*** Data ***

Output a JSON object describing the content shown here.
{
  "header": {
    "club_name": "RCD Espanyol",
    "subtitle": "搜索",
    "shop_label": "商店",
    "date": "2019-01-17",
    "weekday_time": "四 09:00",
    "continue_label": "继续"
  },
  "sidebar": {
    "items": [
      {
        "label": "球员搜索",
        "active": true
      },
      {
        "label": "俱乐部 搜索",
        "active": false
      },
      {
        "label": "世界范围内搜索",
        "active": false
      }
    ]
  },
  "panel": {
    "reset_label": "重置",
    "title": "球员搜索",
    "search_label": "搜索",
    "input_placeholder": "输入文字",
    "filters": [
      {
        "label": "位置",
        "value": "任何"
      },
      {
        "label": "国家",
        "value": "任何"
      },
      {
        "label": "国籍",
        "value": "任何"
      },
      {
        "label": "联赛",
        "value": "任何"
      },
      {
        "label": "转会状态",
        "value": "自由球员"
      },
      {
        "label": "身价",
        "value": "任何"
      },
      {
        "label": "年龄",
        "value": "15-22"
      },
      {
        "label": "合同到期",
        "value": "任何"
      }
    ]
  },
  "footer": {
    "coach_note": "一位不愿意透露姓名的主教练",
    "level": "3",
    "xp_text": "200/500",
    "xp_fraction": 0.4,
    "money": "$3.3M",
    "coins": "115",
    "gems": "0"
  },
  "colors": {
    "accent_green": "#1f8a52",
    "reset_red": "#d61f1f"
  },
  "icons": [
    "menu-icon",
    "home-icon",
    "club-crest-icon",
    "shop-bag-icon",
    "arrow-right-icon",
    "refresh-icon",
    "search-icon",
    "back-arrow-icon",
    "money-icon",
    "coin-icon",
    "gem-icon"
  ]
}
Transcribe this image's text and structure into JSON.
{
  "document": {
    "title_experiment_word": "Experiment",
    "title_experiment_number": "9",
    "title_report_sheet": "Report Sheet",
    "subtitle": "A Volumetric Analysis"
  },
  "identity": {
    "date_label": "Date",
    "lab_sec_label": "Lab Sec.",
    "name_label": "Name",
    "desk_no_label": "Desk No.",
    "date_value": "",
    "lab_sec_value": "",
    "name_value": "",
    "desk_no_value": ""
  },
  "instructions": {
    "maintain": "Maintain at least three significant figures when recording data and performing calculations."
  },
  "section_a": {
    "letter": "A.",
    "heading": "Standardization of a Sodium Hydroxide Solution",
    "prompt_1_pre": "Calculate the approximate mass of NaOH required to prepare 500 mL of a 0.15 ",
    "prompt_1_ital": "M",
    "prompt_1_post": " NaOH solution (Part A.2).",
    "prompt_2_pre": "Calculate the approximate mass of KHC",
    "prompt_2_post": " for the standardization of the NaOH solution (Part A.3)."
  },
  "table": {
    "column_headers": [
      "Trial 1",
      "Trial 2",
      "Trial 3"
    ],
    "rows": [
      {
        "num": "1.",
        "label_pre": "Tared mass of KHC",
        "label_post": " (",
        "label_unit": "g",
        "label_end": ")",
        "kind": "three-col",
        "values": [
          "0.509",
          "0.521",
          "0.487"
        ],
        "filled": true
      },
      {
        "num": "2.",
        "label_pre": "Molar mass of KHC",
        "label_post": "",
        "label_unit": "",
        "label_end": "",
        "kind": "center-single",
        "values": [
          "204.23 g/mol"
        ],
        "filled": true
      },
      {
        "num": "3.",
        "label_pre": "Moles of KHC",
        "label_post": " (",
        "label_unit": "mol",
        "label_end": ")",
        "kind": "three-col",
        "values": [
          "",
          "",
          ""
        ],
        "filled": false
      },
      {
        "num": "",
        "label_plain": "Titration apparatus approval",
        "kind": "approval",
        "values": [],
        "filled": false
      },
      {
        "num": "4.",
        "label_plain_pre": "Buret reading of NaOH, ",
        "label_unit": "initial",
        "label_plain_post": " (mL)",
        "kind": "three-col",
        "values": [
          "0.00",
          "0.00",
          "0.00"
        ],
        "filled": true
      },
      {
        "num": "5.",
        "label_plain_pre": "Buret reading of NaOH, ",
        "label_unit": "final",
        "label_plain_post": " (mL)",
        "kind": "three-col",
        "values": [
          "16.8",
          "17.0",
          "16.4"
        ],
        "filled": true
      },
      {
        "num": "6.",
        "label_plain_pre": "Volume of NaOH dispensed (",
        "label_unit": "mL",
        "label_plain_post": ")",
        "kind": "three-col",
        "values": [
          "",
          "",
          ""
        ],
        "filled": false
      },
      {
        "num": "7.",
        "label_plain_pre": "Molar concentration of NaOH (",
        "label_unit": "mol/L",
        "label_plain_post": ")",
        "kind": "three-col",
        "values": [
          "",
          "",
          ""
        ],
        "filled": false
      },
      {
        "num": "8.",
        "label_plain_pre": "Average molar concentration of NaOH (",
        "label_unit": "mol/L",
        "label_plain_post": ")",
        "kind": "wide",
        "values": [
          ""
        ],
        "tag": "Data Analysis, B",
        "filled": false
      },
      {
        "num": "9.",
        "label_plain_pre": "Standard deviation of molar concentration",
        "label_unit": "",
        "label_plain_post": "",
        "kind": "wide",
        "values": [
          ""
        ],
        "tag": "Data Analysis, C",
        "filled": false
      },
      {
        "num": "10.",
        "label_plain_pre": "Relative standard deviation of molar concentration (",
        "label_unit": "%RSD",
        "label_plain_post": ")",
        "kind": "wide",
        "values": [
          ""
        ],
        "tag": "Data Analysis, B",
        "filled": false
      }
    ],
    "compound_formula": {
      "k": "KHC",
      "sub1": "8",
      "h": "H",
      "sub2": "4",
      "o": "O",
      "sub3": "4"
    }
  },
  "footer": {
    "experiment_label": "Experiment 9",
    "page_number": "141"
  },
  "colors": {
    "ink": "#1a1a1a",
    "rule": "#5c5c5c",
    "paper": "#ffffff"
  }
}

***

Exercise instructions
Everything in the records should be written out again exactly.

Response below
Output a JSON object describing the content shown here.
{
  "header": {
    "club_name": "RCD Espanyol",
    "subtitle": "搜索",
    "shop_label": "商店",
    "date": "2019-01-17",
    "weekday_time": "四 09:00",
    "continue_label": "继续"
  },
  "sidebar": {
    "items": [
      {
        "label": "球员搜索",
        "active": true
      },
      {
        "label": "俱乐部 搜索",
        "active": false
      },
      {
        "label": "世界范围内搜索",
        "active": false
      }
    ]
  },
  "panel": {
    "reset_label": "重置",
    "title": "球员搜索",
    "search_label": "搜索",
    "input_placeholder": "输入文字",
    "filters": [
      {
        "label": "位置",
        "value": "任何"
      },
      {
        "label": "国家",
        "value": "任何"
      },
      {
        "label": "国籍",
        "value": "任何"
      },
      {
        "label": "联赛",
        "value": "任何"
      },
      {
        "label": "转会状态",
        "value": "自由球员"
      },
      {
        "label": "身价",
        "value": "任何"
      },
      {
        "label": "年龄",
        "value": "15-22"
      },
      {
        "label": "合同到期",
        "value": "任何"
      }
    ]
  },
  "footer": {
    "coach_note": "一位不愿意透露姓名的主教练",
    "level": "3",
    "xp_text": "200/500",
    "xp_fraction": 0.4,
    "money": "$3.3M",
    "coins": "115",
    "gems": "0"
  },
  "colors": {
    "accent_green": "#1f8a52",
    "reset_red": "#d61f1f"
  },
  "icons": [
    "menu-icon",
    "home-icon",
    "club-crest-icon",
    "shop-bag-icon",
    "arrow-right-icon",
    "refresh-icon",
    "search-icon",
    "back-arrow-icon",
    "money-icon",
    "coin-icon",
    "gem-icon"
  ]
}
Transcribe this image's text and structure into JSON.
{
  "document": {
    "title_experiment_word": "Experiment",
    "title_experiment_number": "9",
    "title_report_sheet": "Report Sheet",
    "subtitle": "A Volumetric Analysis"
  },
  "identity": {
    "date_label": "Date",
    "lab_sec_label": "Lab Sec.",
    "name_label": "Name",
    "desk_no_label": "Desk No.",
    "date_value": "",
    "lab_sec_value": "",
    "name_value": "",
    "desk_no_value": ""
  },
  "instructions": {
    "maintain": "Maintain at least three significant figures when recording data and performing calculations."
  },
  "section_a": {
    "letter": "A.",
    "heading": "Standardization of a Sodium Hydroxide Solution",
    "prompt_1_pre": "Calculate the approximate mass of NaOH required to prepare 500 mL of a 0.15 ",
    "prompt_1_ital": "M",
    "prompt_1_post": " NaOH solution (Part A.2).",
    "prompt_2_pre": "Calculate the approximate mass of KHC",
    "prompt_2_post": " for the standardization of the NaOH solution (Part A.3)."
  },
  "table": {
    "column_headers": [
      "Trial 1",
      "Trial 2",
      "Trial 3"
    ],
    "rows": [
      {
        "num": "1.",
        "label_pre": "Tared mass of KHC",
        "label_post": " (",
        "label_unit": "g",
        "label_end": ")",
        "kind": "three-col",
        "values": [
          "0.509",
          "0.521",
          "0.487"
        ],
        "filled": true
      },
      {
        "num": "2.",
        "label_pre": "Molar mass of KHC",
        "label_post": "",
        "label_unit": "",
        "label_end": "",
        "kind": "center-single",
        "values": [
          "204.23 g/mol"
        ],
        "filled": true
      },
      {
        "num": "3.",
        "label_pre": "Moles of KHC",
        "label_post": " (",
        "label_unit": "mol",
        "label_end": ")",
        "kind": "three-col",
        "values": [
          "",
          "",
          ""
        ],
        "filled": false
      },
      {
        "num": "",
        "label_plain": "Titration apparatus approval",
        "kind": "approval",
        "values": [],
        "filled": false
      },
      {
        "num": "4.",
        "label_plain_pre": "Buret reading of NaOH, ",
        "label_unit": "initial",
        "label_plain_post": " (mL)",
        "kind": "three-col",
        "values": [
          "0.00",
          "0.00",
          "0.00"
        ],
        "filled": true
      },
      {
        "num": "5.",
        "label_plain_pre": "Buret reading of NaOH, ",
        "label_unit": "final",
        "label_plain_post": " (mL)",
        "kind": "three-col",
        "values": [
          "16.8",
          "17.0",
          "16.4"
        ],
        "filled": true
      },
      {
        "num": "6.",
        "label_plain_pre": "Volume of NaOH dispensed (",
        "label_unit": "mL",
        "label_plain_post": ")",
        "kind": "three-col",
        "values": [
          "",
          "",
          ""
        ],
        "filled": false
      },
      {
        "num": "7.",
        "label_plain_pre": "Molar concentration of NaOH (",
        "label_unit": "mol/L",
        "label_plain_post": ")",
        "kind": "three-col",
        "values": [
          "",
          "",
          ""
        ],
        "filled": false
      },
      {
        "num": "8.",
        "label_plain_pre": "Average molar concentration of NaOH (",
        "label_unit": "mol/L",
        "label_plain_post": ")",
        "kind": "wide",
        "values": [
          ""
        ],
        "tag": "Data Analysis, B",
        "filled": false
      },
      {
        "num": "9.",
        "label_plain_pre": "Standard deviation of molar concentration",
        "label_unit": "",
        "label_plain_post": "",
        "kind": "wide",
        "values": [
          ""
        ],
        "tag": "Data Analysis, C",
        "filled": false
      },
      {
        "num": "10.",
        "label_plain_pre": "Relative standard deviation of molar concentration (",
        "label_unit": "%RSD",
        "label_plain_post": ")",
        "kind": "wide",
        "values": [
          ""
        ],
        "tag": "Data Analysis, B",
        "filled": false
      }
    ],
    "compound_formula": {
      "k": "KHC",
      "sub1": "8",
      "h": "H",
      "sub2": "4",
      "o": "O",
      "sub3": "4"
    }
  },
  "footer": {
    "experiment_label": "Experiment 9",
    "page_number": "141"
  },
  "colors": {
    "ink": "#1a1a1a",
    "rule": "#5c5c5c",
    "paper": "#ffffff"
  }
}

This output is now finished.